There are much smaller elevators dotted throughout the provinces, generally just ferrying between two levels. Most of these are concentrated in the upper provinces; the lower provinces (i.e., those at ground level and below) have relatively few elevators. This has more to do with population density than anything else; large swaths of the lowest two provinces are flooded, rendering them mostly uninhabitable.
While elevators have connected the provinces for around 300 years, this type of large freight elevator is relatively new technology (maybe 100 years old), and has accelerated cultural exchange and homogenization. While the people of each province still have their own distinct accents, clothing styles, foods, and so forth, basic necessities are widely distributed wherever you go.
Ah, the humble blue beetle, such a common sight in the Valley it gets the most obvious possible name. It’s also one of the main sources of animal protein for the citizens of Pocalo. So delicious, so nutritious.
Humans typically cook these insects prior to eating, as the texture of raw bug is not especially appetizing (similar in consistency to raw poultry). At the same time, “appetizing” is a luxurious concern for one who hasn’t had anything to eat in awhile, and humans can eat the beetle flesh raw if need be.
Daraz, meanwhile, aren’t accustomed to cooking food first (they can’t have fires in their underground cities or they’d all die of asphyxiation). But, whether raw or cooked, Daraz don’t typically care much for the taste of blue beetle and only tend to eat it out of necessity. The Rovari name for this particular insect translates roughly as “edible, I guess.”
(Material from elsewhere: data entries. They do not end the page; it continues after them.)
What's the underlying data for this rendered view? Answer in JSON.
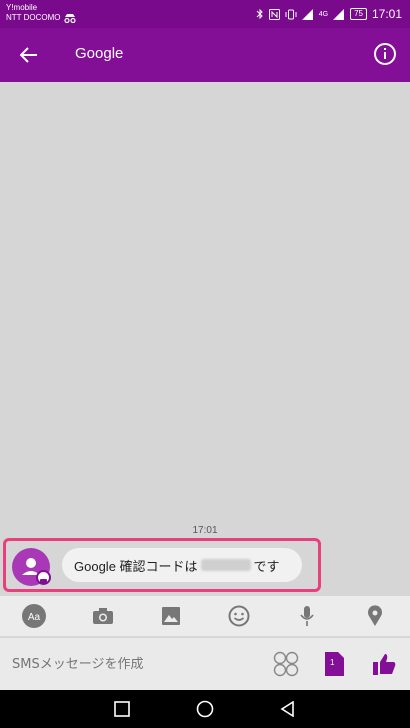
{
  "status_bar": {
    "carrier_primary": "Y!mobile",
    "carrier_secondary": "NTT DOCOMO",
    "battery": "75",
    "time": "17:01",
    "network_label": "4G"
  },
  "app_bar": {
    "title": "Google",
    "back_icon": "arrow-left-icon",
    "info_icon": "info-icon"
  },
  "conversation": {
    "timestamp": "17:01",
    "message": {
      "prefix": "Google 確認コードは",
      "suffix": "です",
      "code_hidden": true
    }
  },
  "toolbar": {
    "icons": [
      "text-format-icon",
      "camera-icon",
      "image-icon",
      "emoji-icon",
      "mic-icon",
      "location-icon"
    ]
  },
  "compose": {
    "placeholder": "SMSメッセージを作成",
    "sim_label": "1"
  },
  "colors": {
    "primary": "#820f95",
    "status": "#7a0a8c",
    "highlight": "#e8407c",
    "avatar": "#a838b6"
  }
}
Humans don’t just use the blue beetle for food. The shells are collected and ground into powder, which is then made into fabric dye. This particular dye is called “blue beetle blue,” JUST in case you were confused about the color or the source. Any dyed fabric is fancier than un-dyed fabric, but blue beetle blue still doesn’t rise much above “better than nothing.”